Catawba students count endangered sunflowers
Published 12:00 am Thursday, November 16, 2017
Catawba College News Service
SALISBURY — As summer turned to fall and leaves changed color, there were also dazzling displays of yellow asters on roadsides, including native ragweeds, Spanish needles, sneezeweeds and sunflowers.
In a few isolated roadsides in the Carolina Piedmont, the yellow floral display includes the federally endangered Schweinitz’s sunflower.
As a service learning activity, members of Catawba College Professor Jay F. Bolin’s field botany course worked with the U.S. Fish and Wildlife Service and North Carolina Natural Heritage Program to take a census of all known populations of Schweinitz’s sunflower in Rowan and Cabarrus counties.
The Schweinitz’s sunflower grows only in the Piedmont of North and South Carolina and has declined because of habitat loss and a lack of natural disturbances such as fire and grazing by herbivores
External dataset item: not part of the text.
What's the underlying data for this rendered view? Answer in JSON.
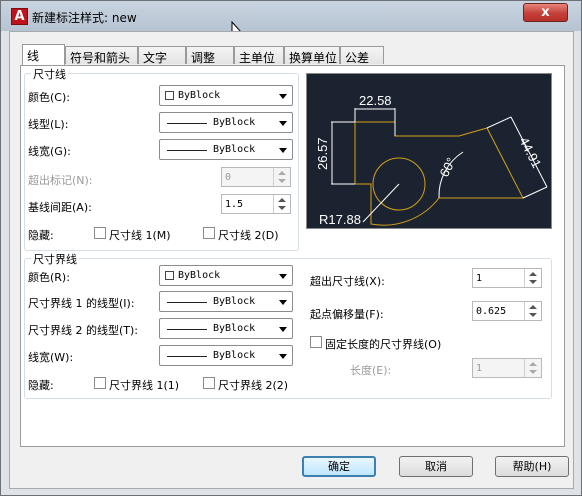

Unfortunately, all the known populations in the two-county area do not occur in formally protected natural areas or parks but cling to roadsides and power line or sewer rights of way. Roadsides and maintained rights of way provide suitable but precarious habitat where mowing simulates the effects of fire and herbivore grazing.
Catawba College field botany students surveyed 15 sites for Schweinitz’s sunflower during October, aided by geographic information system data provided by the National Heritage Program that they loaded into Google Earth on their smartphones to pinpoint the populations in the field. Most sites had been surveyed about five years ago, but one site had not been surveyed since 1991.
Students confirmed the identity the Schweinitz’s sunflower relative to other similar native sunflower species, counted all stems present, and noted flowering or fruit production.
Elizabeth Howard, a senior biology and environmental science major from Mocksville, said, “The sunflower survey was a great experience to have because these are plants you don’t get to see every day and it feels good to be helping to conserve them.”
After the fieldwork was completed, the students summarized the data and submitted it to the Natural Heritage Program and Fish and Wildlife Service. The data will be used as part the Wildlife Service’s five-year review of the recovery plan for the endangered species.
Laura Fogo, fish and wildlife biologist for the the Wildlife Service, said she was thrilled with the hard work of Catawba College students.
“This is great teamwork to help recover an endangered species,” she said.